─── Record excerpts

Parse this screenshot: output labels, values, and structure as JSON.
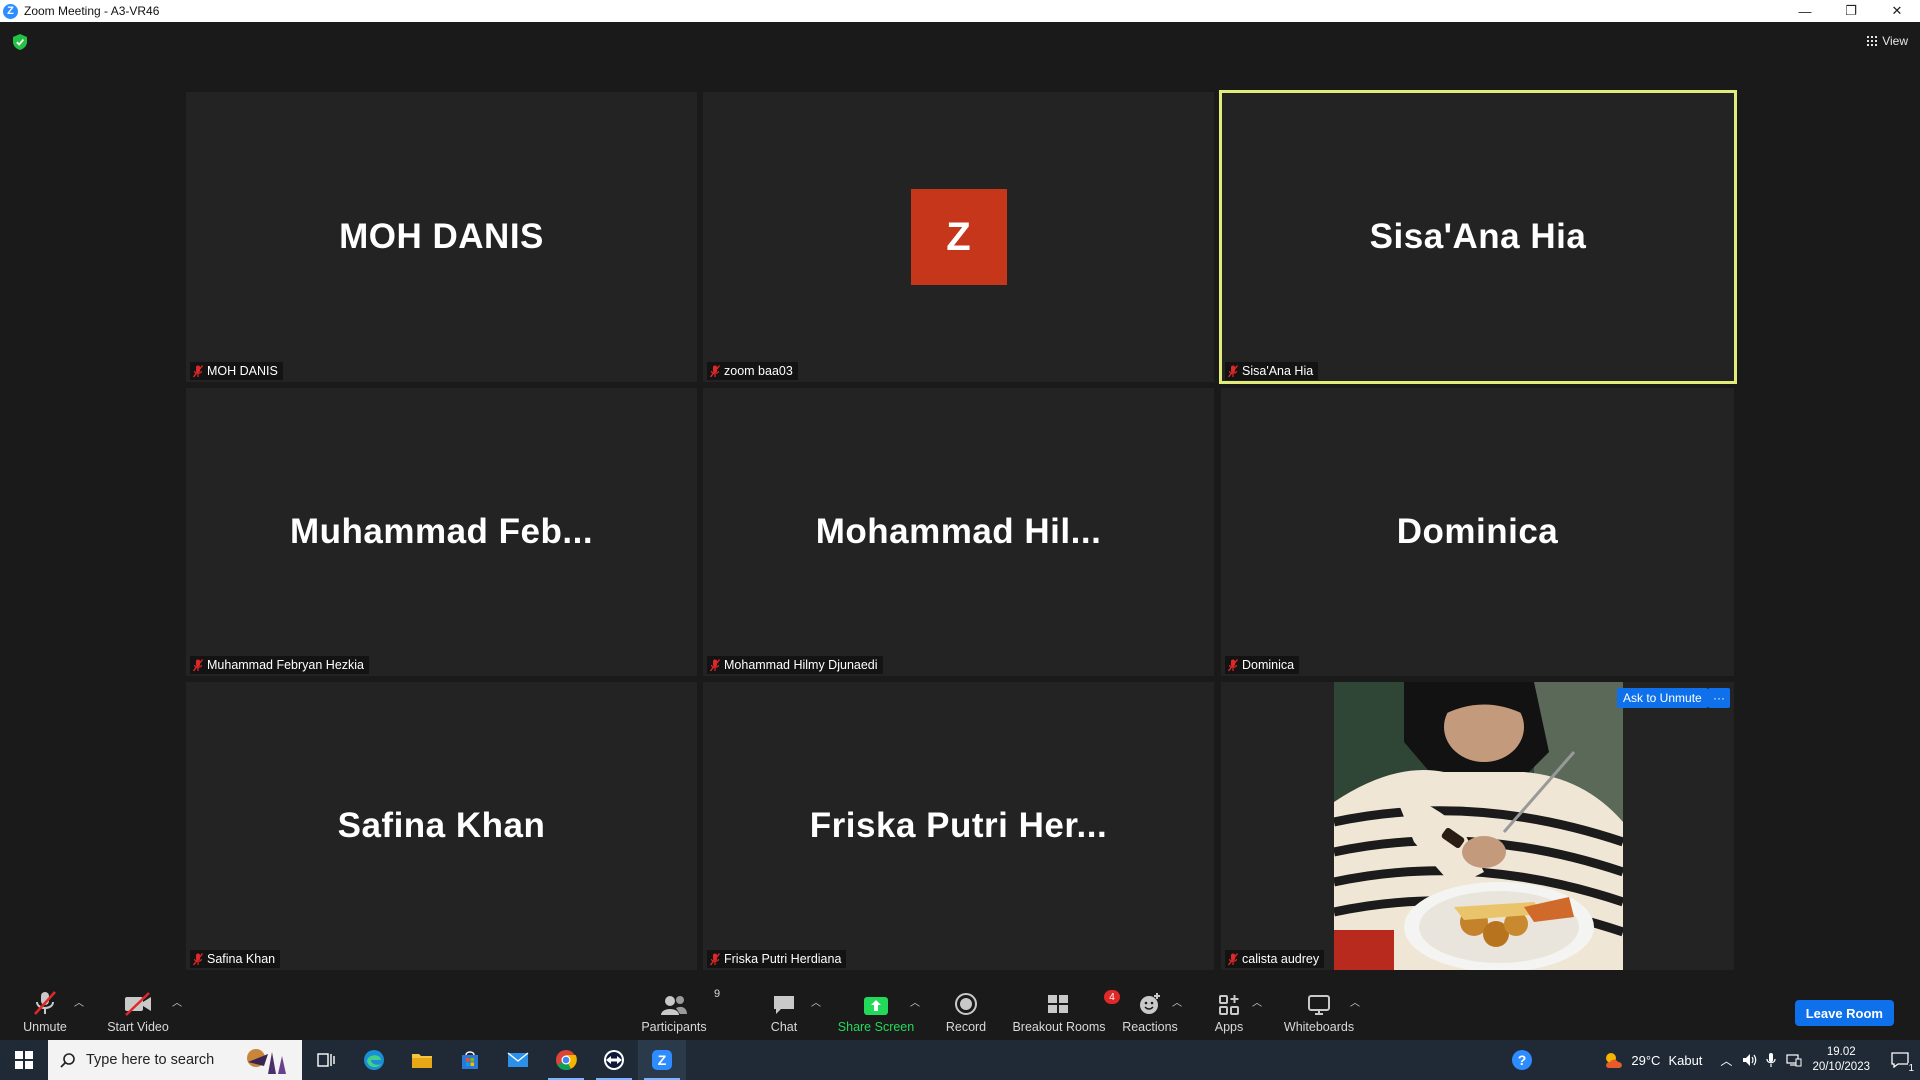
{
  "window": {
    "title": "Zoom Meeting - A3-VR46",
    "logo_letter": "Z",
    "minimize": "—",
    "restore": "❐",
    "close": "✕"
  },
  "meeting": {
    "view_label": "View",
    "security_icon": "shield-check-icon",
    "tiles": [
      {
        "display": "MOH DANIS",
        "name": "MOH DANIS"
      },
      {
        "display": "Z",
        "name": "zoom baa03",
        "avatar_color": "#c6361b"
      },
      {
        "display": "Sisa'Ana Hia",
        "name": "Sisa'Ana Hia",
        "active_speaker": true
      },
      {
        "display": "Muhammad  Feb...",
        "name": "Muhammad Febryan Hezkia"
      },
      {
        "display": "Mohammad  Hil...",
        "name": "Mohammad Hilmy Djunaedi"
      },
      {
        "display": "Dominica",
        "name": "Dominica"
      },
      {
        "display": "Safina Khan",
        "name": "Safina Khan"
      },
      {
        "display": "Friska  Putri  Her...",
        "name": "Friska Putri Herdiana"
      },
      {
        "display": "",
        "name": "calista audrey",
        "has_video": true
      }
    ],
    "ask_to_unmute": "Ask to Unmute",
    "more": "···",
    "speaker_color": "#e1ec7a"
  },
  "toolbar": {
    "unmute": "Unmute",
    "start_video": "Start Video",
    "participants": "Participants",
    "participants_count": "9",
    "chat": "Chat",
    "share_screen": "Share Screen",
    "record": "Record",
    "breakout_rooms": "Breakout Rooms",
    "breakout_badge": "4",
    "reactions": "Reactions",
    "apps": "Apps",
    "whiteboards": "Whiteboards",
    "leave": "Leave Room",
    "share_color": "#23d959",
    "leave_color": "#0e71eb"
  },
  "taskbar": {
    "search_placeholder": "Type here to search",
    "weather_temp": "29°C",
    "weather_desc": "Kabut",
    "time": "19.02",
    "date": "20/10/2023",
    "notification_count": "1"
  }
}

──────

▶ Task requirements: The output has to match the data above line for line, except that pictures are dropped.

▶ Answer to this task:
Parse this screenshot: output labels, values, and structure as JSON.
{
  "window": {
    "title": "Zoom Meeting - A3-VR46",
    "logo_letter": "Z",
    "minimize": "—",
    "restore": "❐",
    "close": "✕"
  },
  "meeting": {
    "view_label": "View",
    "security_icon": "shield-check-icon",
    "tiles": [
      {
        "display": "MOH DANIS",
        "name": "MOH DANIS"
      },
      {
        "display": "Z",
        "name": "zoom baa03",
        "avatar_color": "#c6361b"
      },
      {
        "display": "Sisa'Ana Hia",
        "name": "Sisa'Ana Hia",
        "active_speaker": true
      },
      {
        "display": "Muhammad  Feb...",
        "name": "Muhammad Febryan Hezkia"
      },
      {
        "display": "Mohammad  Hil...",
        "name": "Mohammad Hilmy Djunaedi"
      },
      {
        "display": "Dominica",
        "name": "Dominica"
      },
      {
        "display": "Safina Khan",
        "name": "Safina Khan"
      },
      {
        "display": "Friska  Putri  Her...",
        "name": "Friska Putri Herdiana"
      },
      {
        "display": "",
        "name": "calista audrey",
        "has_video": true
      }
    ],
    "ask_to_unmute": "Ask to Unmute",
    "more": "···",
    "speaker_color": "#e1ec7a"
  },
  "toolbar": {
    "unmute": "Unmute",
    "start_video": "Start Video",
    "participants": "Participants",
    "participants_count": "9",
    "chat": "Chat",
    "share_screen": "Share Screen",
    "record": "Record",
    "breakout_rooms": "Breakout Rooms",
    "breakout_badge": "4",
    "reactions": "Reactions",
    "apps": "Apps",
    "whiteboards": "Whiteboards",
    "leave": "Leave Room",
    "share_color": "#23d959",
    "leave_color": "#0e71eb"
  },
  "taskbar": {
    "search_placeholder": "Type here to search",
    "weather_temp": "29°C",
    "weather_desc": "Kabut",
    "time": "19.02",
    "date": "20/10/2023",
    "notification_count": "1"
  }
}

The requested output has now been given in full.